Splashing through the dark South London streets trying to find that that had long since been sold out was no fun at all. At seven twenty, I sploshed back into the Goldsmiths to start the next round of class and workshop, with not a firework to my name, and but a half-formed plan to make the best of six packets of sparklers.

The pyrotechnicians had arrived. The chef had arrived. Each with horror stories of the rain on the M4. We got the final class and the boxing workshop started, and suddenly the event was actually going very well.

Miss Prim’s birch-making workshop had been a great success, the maids had muffled up in overcoats and capes against the rain, and the food was being served, and the classroom looked great: Gizmo’s lights really did it justice – it did not just look like six desks and a blackboard in the middle of a pub floor.

Vince had found a new role as school caretaker, not only had he got the intrusive, fag-smoking grumpiness down pat, he had also discovered a valuable job in that he could enter a class in character and warn the teacher of time running out. At 8.15, he closed the final class – and the stage crew came in behind him.

Swiftly, the desks and black board were collapsed and whisked out to be locked in the van, and Gizmo brought the lights up on the ring.

Master Karl had stepped in as referee at the eleventh hour, and he held the stage for 45 minutes, hosting a highly spirited turn from Madam Zak. Once again, the ring was an improbable success.

9pm the crew struck the ring (out to the van again), and the highspot of the evening began – the Grand Caning Competition.

We were very fortunate to have secured three top class expert judges; Spencer Woodcock, former editor of Fetish Times; Miss Prim of the Muir Academy; and Madam Clare, illustrious dominatrix par excellence.

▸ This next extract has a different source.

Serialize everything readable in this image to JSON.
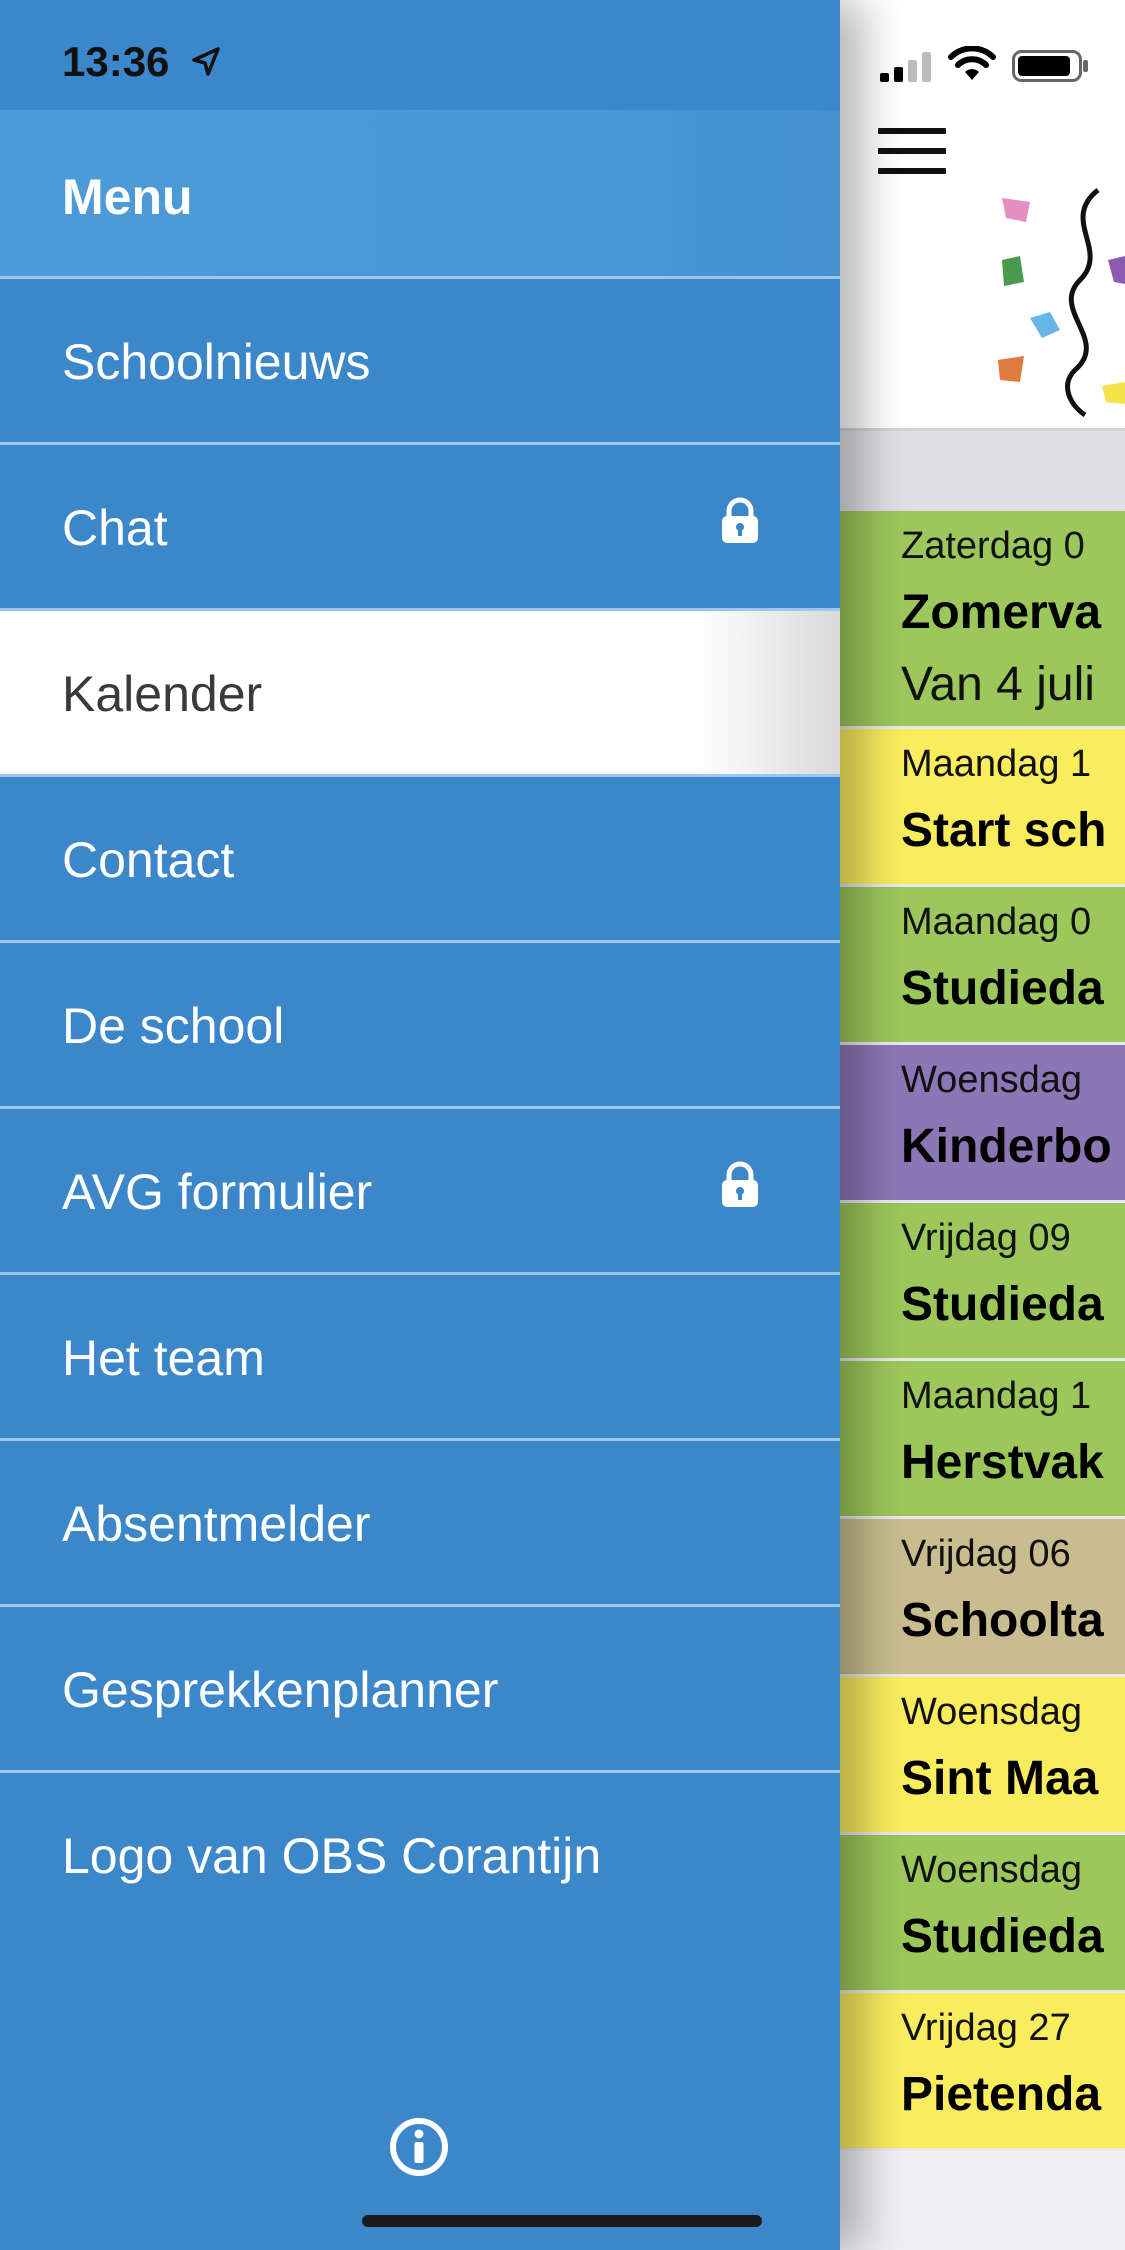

More than a dozen contenders took the stage in turn, their task to deliver 12 strokes to their partner’s bare bottom, being judged on technical skill, style and effectiveness. As the competitors stunned the audience to silence with the display, the tellers rapidly added the successive scores. The final result was a clear win for the breath-taking performance of Mistress Noir, a stunning Anglo-Caribbean dominatrix standing at over 6’ tall with a canestroke like a sabre cut.

The competition over, those of us brave enough ventured outside to watch the fireworks – and what a show it was! Whatever those things being blown up into the air were, they were enormous! I’d never seen fireworks like them outside of the big commercial displays – and here they were, at The Firm’s bonfire night party. As the final huge explosion painted the night sky, Zak ran into the centre of the courtyard and shouted ‘That’s why we’re The Firm – ’cause we rock n roll!’

Inside, the audience seating had been pulled back and Gizmo had pulled off his final trick of the evening: the 1970s school disco lighting effect – it doesn’t come much simpler than half a dozen parcans in a chase sequence, but if the effect of those discos of twenty years ago (when you really were in danger of getting the cane) is what you’re after, that’s what achieves it. Unusually for a Firm event, the dance floor was full for the rest of the night.

It was still raining at midnight when we stripped everything down and packed it all back into the van; I recall The Firm’s technical manager swathed in waterproofs and hard hat, and the chagrin of the visitors that after such an enjoyable evening, they all had to go out in the weather. But we’d done it; Night of the cane had been a success for the second year running, all that remained was to start thinking about the next one...

Read about Night of the Cane 2001.